▶ [INSTRUCTIONS TO FOLLOW] No pictures in the copy. Write out the listing below exactly.

+++++

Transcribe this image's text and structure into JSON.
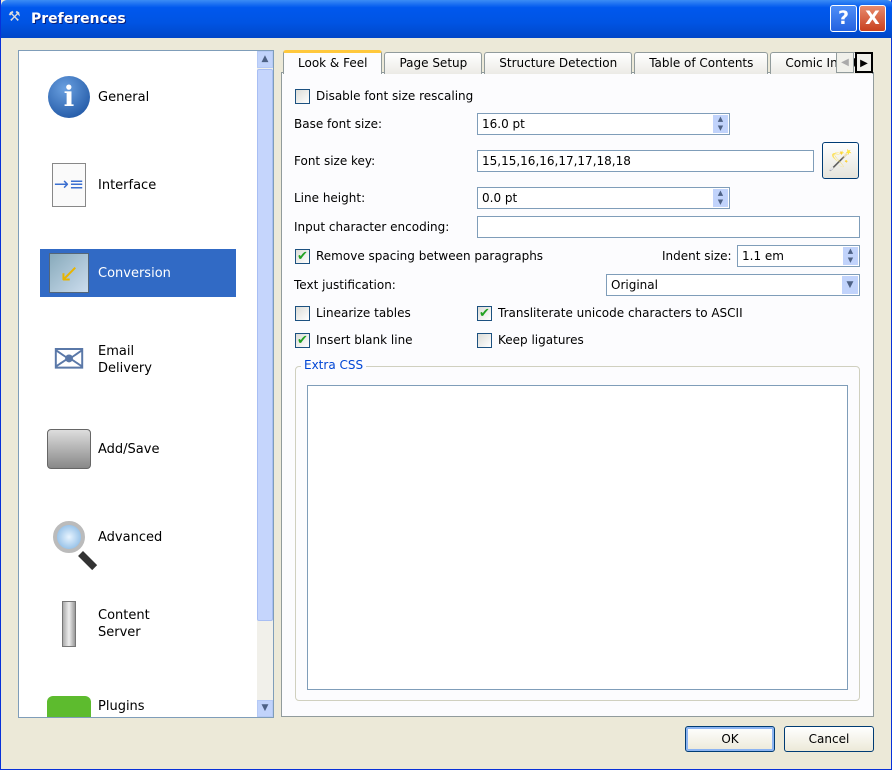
{
  "window": {
    "title": "Preferences",
    "help": "?",
    "close": "X"
  },
  "sidebar": {
    "items": [
      {
        "label": "General",
        "icon": "info-icon",
        "glyph": "ℹ"
      },
      {
        "label": "Interface",
        "icon": "interface-icon",
        "glyph": "☰"
      },
      {
        "label": "Conversion",
        "icon": "conversion-icon",
        "glyph": "📄",
        "selected": true
      },
      {
        "label": "Email\nDelivery",
        "label1": "Email",
        "label2": "Delivery",
        "icon": "email-icon",
        "glyph": "✉"
      },
      {
        "label": "Add/Save",
        "icon": "hard-drive-icon",
        "glyph": "🖴"
      },
      {
        "label": "Advanced",
        "icon": "magnifier-icon",
        "glyph": "🔍"
      },
      {
        "label1": "Content",
        "label2": "Server",
        "icon": "server-icon",
        "glyph": "▮"
      },
      {
        "label": "Plugins",
        "icon": "puzzle-icon",
        "glyph": "🧩"
      }
    ]
  },
  "tabs": [
    "Look & Feel",
    "Page Setup",
    "Structure Detection",
    "Table of Contents",
    "Comic Input"
  ],
  "form": {
    "disable_rescaling": {
      "label": "Disable font size rescaling",
      "checked": false
    },
    "base_font_size": {
      "label": "Base font size:",
      "value": "16.0 pt"
    },
    "font_size_key": {
      "label": "Font size key:",
      "value": "15,15,16,16,17,17,18,18"
    },
    "line_height": {
      "label": "Line height:",
      "value": "0.0 pt"
    },
    "encoding": {
      "label": "Input character encoding:",
      "value": ""
    },
    "remove_spacing": {
      "label": "Remove spacing between paragraphs",
      "checked": true
    },
    "indent_size": {
      "label": "Indent size:",
      "value": "1.1 em"
    },
    "text_justification": {
      "label": "Text justification:",
      "value": "Original"
    },
    "linearize_tables": {
      "label": "Linearize tables",
      "checked": false
    },
    "transliterate": {
      "label": "Transliterate unicode characters to ASCII",
      "checked": true
    },
    "insert_blank_line": {
      "label": "Insert blank line",
      "checked": true
    },
    "keep_ligatures": {
      "label": "Keep ligatures",
      "checked": false
    },
    "extra_css": {
      "label": "Extra CSS",
      "value": ""
    }
  },
  "buttons": {
    "ok": "OK",
    "cancel": "Cancel"
  },
  "check_glyph": "✔"
}
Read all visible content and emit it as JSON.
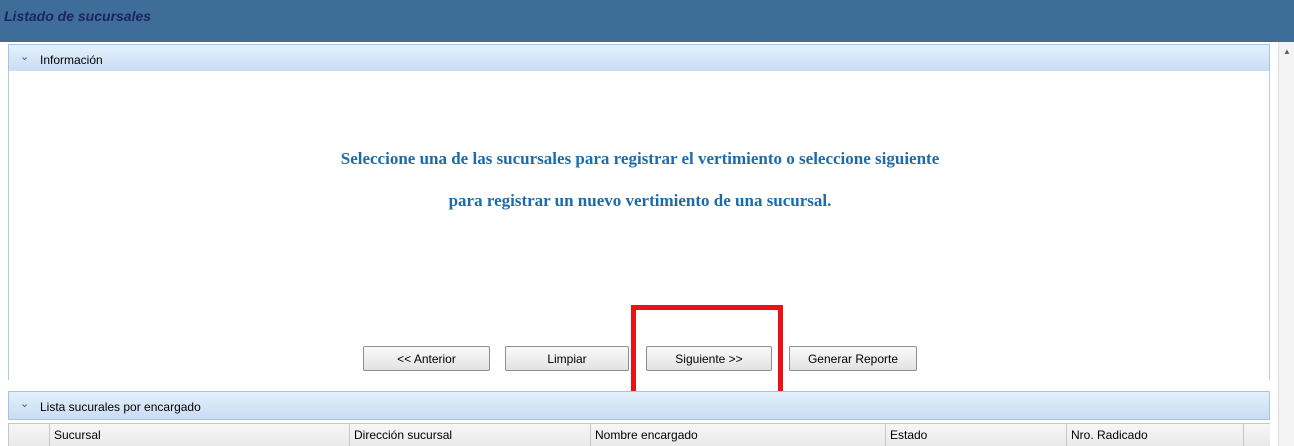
{
  "window": {
    "title": "Listado de sucursales"
  },
  "info_section": {
    "header": "Información",
    "message_line1": "Seleccione una de las sucursales para registrar el vertimiento o seleccione siguiente",
    "message_line2": "para registrar un nuevo vertimiento de una sucursal."
  },
  "buttons": {
    "previous": "<< Anterior",
    "clear": "Limpiar",
    "next": "Siguiente >>",
    "report": "Generar Reporte"
  },
  "list_section": {
    "header": "Lista sucurales por encargado",
    "columns": [
      "Sucursal",
      "Dirección sucursal",
      "Nombre encargado",
      "Estado",
      "Nro. Radicado"
    ]
  },
  "colors": {
    "title_bar": "#3f6d9a",
    "message_text": "#1d6ba9",
    "highlight": "#ea1216"
  }
}
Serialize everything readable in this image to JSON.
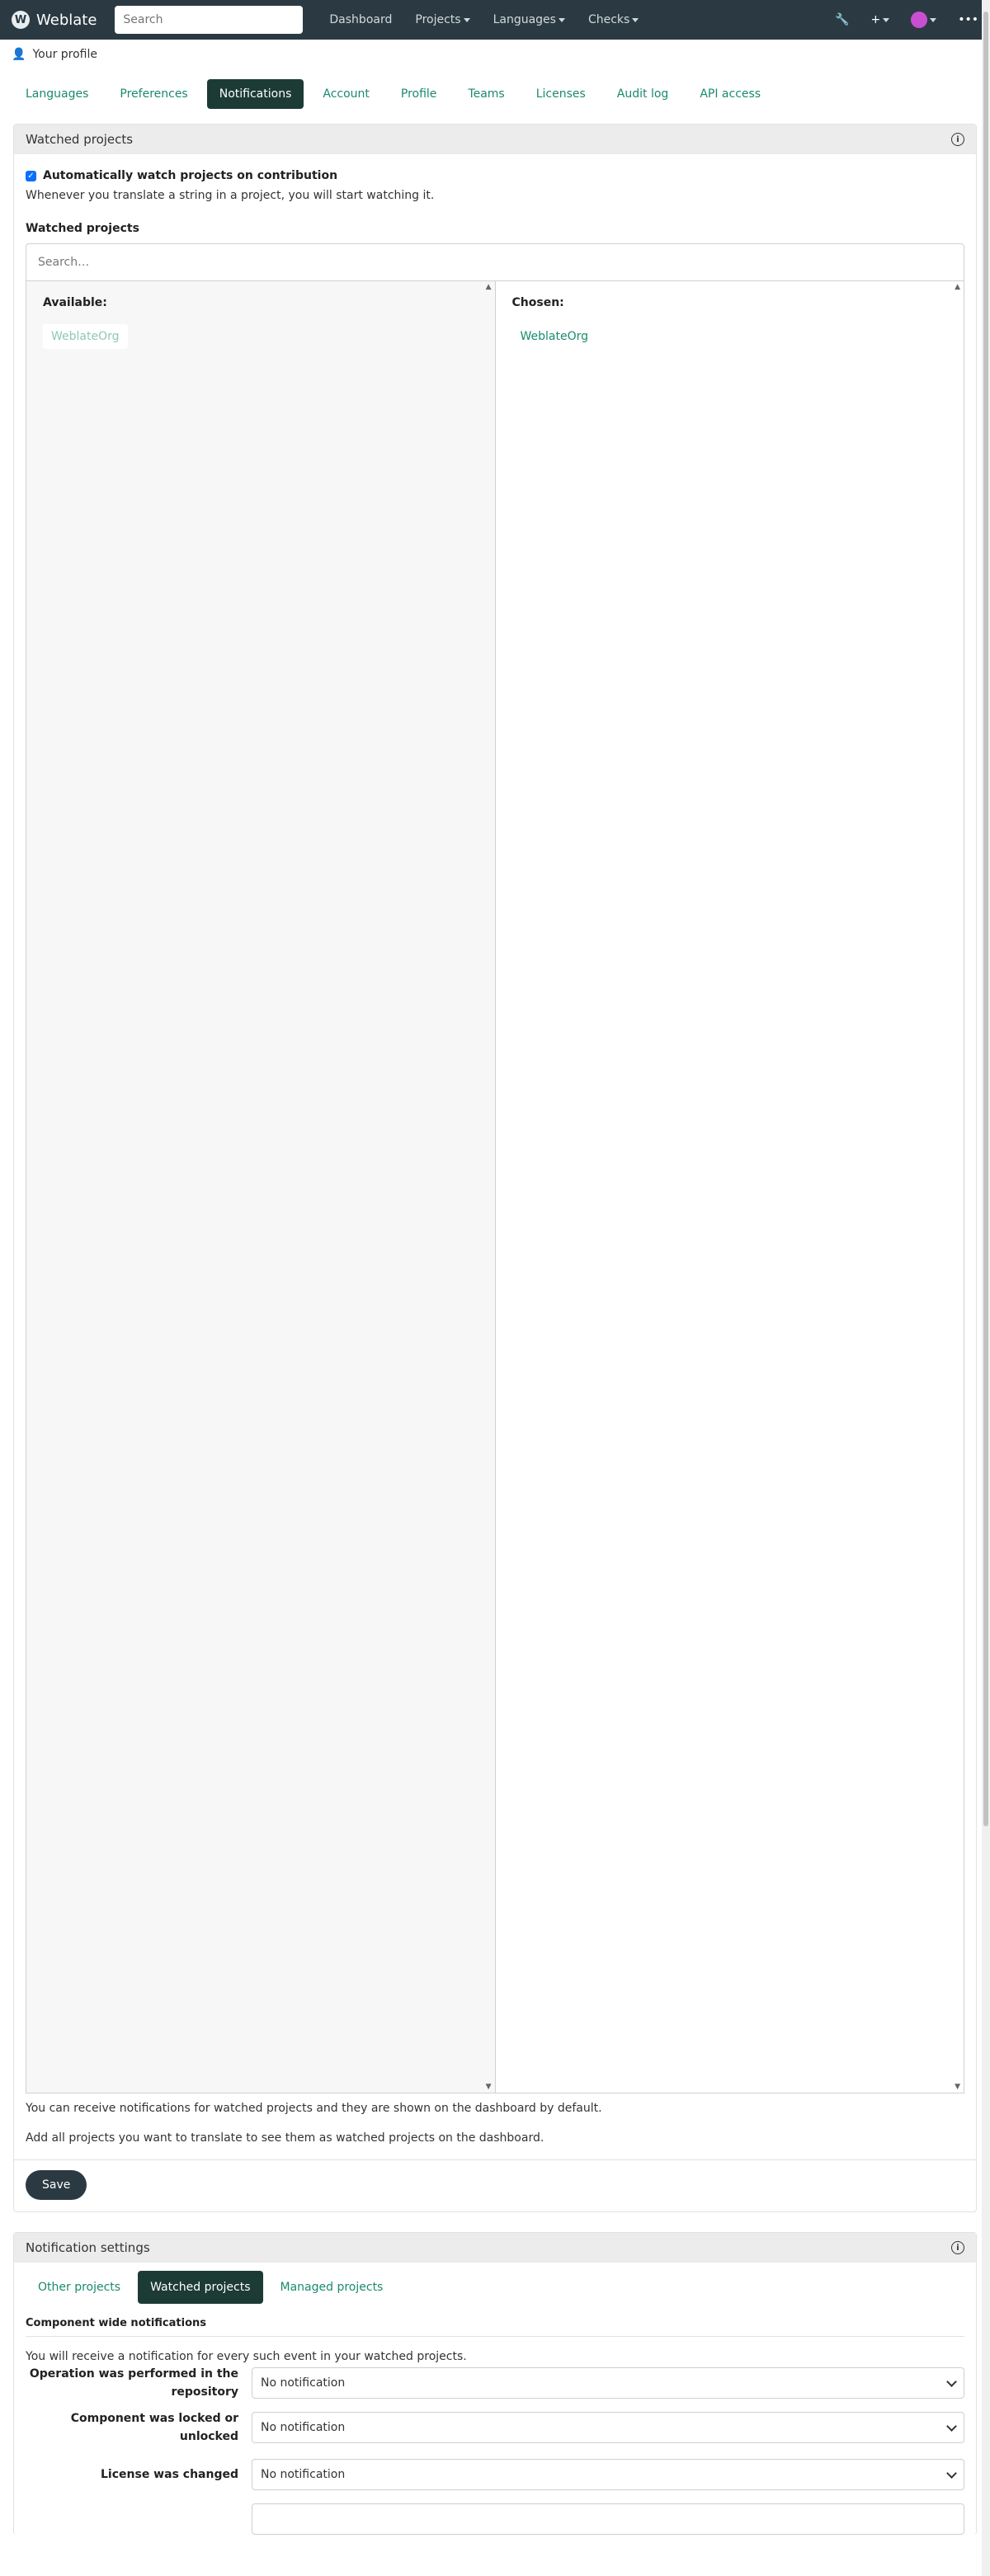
{
  "navbar": {
    "brand": "Weblate",
    "search_placeholder": "Search",
    "links": [
      "Dashboard",
      "Projects",
      "Languages",
      "Checks"
    ],
    "more": "•••"
  },
  "breadcrumb": {
    "label": "Your profile"
  },
  "tabs": [
    "Languages",
    "Preferences",
    "Notifications",
    "Account",
    "Profile",
    "Teams",
    "Licenses",
    "Audit log",
    "API access"
  ],
  "watched": {
    "header": "Watched projects",
    "checkbox_label": "Automatically watch projects on contribution",
    "checkbox_help": "Whenever you translate a string in a project, you will start watching it.",
    "field_label": "Watched projects",
    "search_placeholder": "Search…",
    "available_title": "Available:",
    "available_item": "WeblateOrg",
    "chosen_title": "Chosen:",
    "chosen_item": "WeblateOrg",
    "help1": "You can receive notifications for watched projects and they are shown on the dashboard by default.",
    "help2": "Add all projects you want to translate to see them as watched projects on the dashboard.",
    "save": "Save"
  },
  "notification_settings": {
    "header": "Notification settings",
    "tabs": [
      "Other projects",
      "Watched projects",
      "Managed projects"
    ],
    "section_title": "Component wide notifications",
    "section_help": "You will receive a notification for every such event in your watched projects.",
    "rows": [
      {
        "label": "Operation was performed in the repository",
        "value": "No notification"
      },
      {
        "label": "Component was locked or unlocked",
        "value": "No notification"
      },
      {
        "label": "License was changed",
        "value": "No notification"
      }
    ]
  },
  "colors": {
    "navbar": "#2b3a42",
    "accent": "#1a8a6e",
    "active_tab": "#1c3b35"
  }
}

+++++

▶ [ANSWER TO THIS TASK]
Transcribe this image's text and structure into JSON.
{
  "window": {
    "title": "Preferences",
    "help": "?",
    "close": "X"
  },
  "sidebar": {
    "items": [
      {
        "label": "General",
        "icon": "info-icon",
        "glyph": "ℹ"
      },
      {
        "label": "Interface",
        "icon": "interface-icon",
        "glyph": "☰"
      },
      {
        "label": "Conversion",
        "icon": "conversion-icon",
        "glyph": "📄",
        "selected": true
      },
      {
        "label": "Email\nDelivery",
        "label1": "Email",
        "label2": "Delivery",
        "icon": "email-icon",
        "glyph": "✉"
      },
      {
        "label": "Add/Save",
        "icon": "hard-drive-icon",
        "glyph": "🖴"
      },
      {
        "label": "Advanced",
        "icon": "magnifier-icon",
        "glyph": "🔍"
      },
      {
        "label1": "Content",
        "label2": "Server",
        "icon": "server-icon",
        "glyph": "▮"
      },
      {
        "label": "Plugins",
        "icon": "puzzle-icon",
        "glyph": "🧩"
      }
    ]
  },
  "tabs": [
    "Look & Feel",
    "Page Setup",
    "Structure Detection",
    "Table of Contents",
    "Comic Input"
  ],
  "form": {
    "disable_rescaling": {
      "label": "Disable font size rescaling",
      "checked": false
    },
    "base_font_size": {
      "label": "Base font size:",
      "value": "16.0 pt"
    },
    "font_size_key": {
      "label": "Font size key:",
      "value": "15,15,16,16,17,17,18,18"
    },
    "line_height": {
      "label": "Line height:",
      "value": "0.0 pt"
    },
    "encoding": {
      "label": "Input character encoding:",
      "value": ""
    },
    "remove_spacing": {
      "label": "Remove spacing between paragraphs",
      "checked": true
    },
    "indent_size": {
      "label": "Indent size:",
      "value": "1.1 em"
    },
    "text_justification": {
      "label": "Text justification:",
      "value": "Original"
    },
    "linearize_tables": {
      "label": "Linearize tables",
      "checked": false
    },
    "transliterate": {
      "label": "Transliterate unicode characters to ASCII",
      "checked": true
    },
    "insert_blank_line": {
      "label": "Insert blank line",
      "checked": true
    },
    "keep_ligatures": {
      "label": "Keep ligatures",
      "checked": false
    },
    "extra_css": {
      "label": "Extra CSS",
      "value": ""
    }
  },
  "buttons": {
    "ok": "OK",
    "cancel": "Cancel"
  },
  "check_glyph": "✔"
}
Read all visible content and emit it as JSON.
{
  "window": {
    "title": "Listado de sucursales"
  },
  "info_section": {
    "header": "Información",
    "message_line1": "Seleccione una de las sucursales para registrar el vertimiento o seleccione siguiente",
    "message_line2": "para registrar un nuevo vertimiento de una sucursal."
  },
  "buttons": {
    "previous": "<< Anterior",
    "clear": "Limpiar",
    "next": "Siguiente >>",
    "report": "Generar Reporte"
  },
  "list_section": {
    "header": "Lista sucurales por encargado",
    "columns": [
      "Sucursal",
      "Dirección sucursal",
      "Nombre encargado",
      "Estado",
      "Nro. Radicado"
    ]
  },
  "colors": {
    "title_bar": "#3f6d9a",
    "message_text": "#1d6ba9",
    "highlight": "#ea1216"
  }
}
Serialize everything readable in this image to JSON.
{
  "navbar": {
    "brand": "Weblate",
    "search_placeholder": "Search",
    "links": [
      "Dashboard",
      "Projects",
      "Languages",
      "Checks"
    ],
    "more": "•••"
  },
  "breadcrumb": {
    "label": "Your profile"
  },
  "tabs": [
    "Languages",
    "Preferences",
    "Notifications",
    "Account",
    "Profile",
    "Teams",
    "Licenses",
    "Audit log",
    "API access"
  ],
  "watched": {
    "header": "Watched projects",
    "checkbox_label": "Automatically watch projects on contribution",
    "checkbox_help": "Whenever you translate a string in a project, you will start watching it.",
    "field_label": "Watched projects",
    "search_placeholder": "Search…",
    "available_title": "Available:",
    "available_item": "WeblateOrg",
    "chosen_title": "Chosen:",
    "chosen_item": "WeblateOrg",
    "help1": "You can receive notifications for watched projects and they are shown on the dashboard by default.",
    "help2": "Add all projects you want to translate to see them as watched projects on the dashboard.",
    "save": "Save"
  },
  "notification_settings": {
    "header": "Notification settings",
    "tabs": [
      "Other projects",
      "Watched projects",
      "Managed projects"
    ],
    "section_title": "Component wide notifications",
    "section_help": "You will receive a notification for every such event in your watched projects.",
    "rows": [
      {
        "label": "Operation was performed in the repository",
        "value": "No notification"
      },
      {
        "label": "Component was locked or unlocked",
        "value": "No notification"
      },
      {
        "label": "License was changed",
        "value": "No notification"
      }
    ]
  },
  "colors": {
    "navbar": "#2b3a42",
    "accent": "#1a8a6e",
    "active_tab": "#1c3b35"
  }
}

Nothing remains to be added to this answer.